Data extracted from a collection

============================================================

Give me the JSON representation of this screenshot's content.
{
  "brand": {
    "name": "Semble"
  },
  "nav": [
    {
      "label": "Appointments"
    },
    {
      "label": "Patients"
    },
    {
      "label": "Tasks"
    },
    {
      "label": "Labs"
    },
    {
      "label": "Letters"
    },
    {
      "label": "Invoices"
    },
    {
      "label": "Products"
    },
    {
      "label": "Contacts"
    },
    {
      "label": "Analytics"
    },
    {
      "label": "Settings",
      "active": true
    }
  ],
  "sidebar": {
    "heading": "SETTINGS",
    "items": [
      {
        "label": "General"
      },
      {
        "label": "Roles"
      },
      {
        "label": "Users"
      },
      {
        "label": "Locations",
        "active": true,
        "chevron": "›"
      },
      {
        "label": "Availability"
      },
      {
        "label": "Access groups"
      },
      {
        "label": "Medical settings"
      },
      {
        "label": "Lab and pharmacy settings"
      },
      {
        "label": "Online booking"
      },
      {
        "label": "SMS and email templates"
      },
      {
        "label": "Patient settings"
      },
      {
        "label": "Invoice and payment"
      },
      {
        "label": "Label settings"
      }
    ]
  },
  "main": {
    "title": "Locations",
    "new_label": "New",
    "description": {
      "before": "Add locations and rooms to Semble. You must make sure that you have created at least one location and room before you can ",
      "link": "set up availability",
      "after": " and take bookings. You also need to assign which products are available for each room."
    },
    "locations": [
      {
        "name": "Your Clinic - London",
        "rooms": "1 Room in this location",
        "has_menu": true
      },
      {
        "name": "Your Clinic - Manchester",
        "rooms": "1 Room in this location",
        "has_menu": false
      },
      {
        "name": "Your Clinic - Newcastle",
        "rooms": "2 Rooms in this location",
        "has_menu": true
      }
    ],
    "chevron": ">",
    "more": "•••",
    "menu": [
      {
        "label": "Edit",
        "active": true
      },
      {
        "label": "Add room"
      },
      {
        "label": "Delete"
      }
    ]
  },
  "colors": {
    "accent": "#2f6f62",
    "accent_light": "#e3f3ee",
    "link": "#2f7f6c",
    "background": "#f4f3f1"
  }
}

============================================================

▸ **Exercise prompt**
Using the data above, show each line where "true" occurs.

▸ **Your solution**
      "active": true
        "active": true,
        "has_menu": true
        "has_menu": true
        "active": true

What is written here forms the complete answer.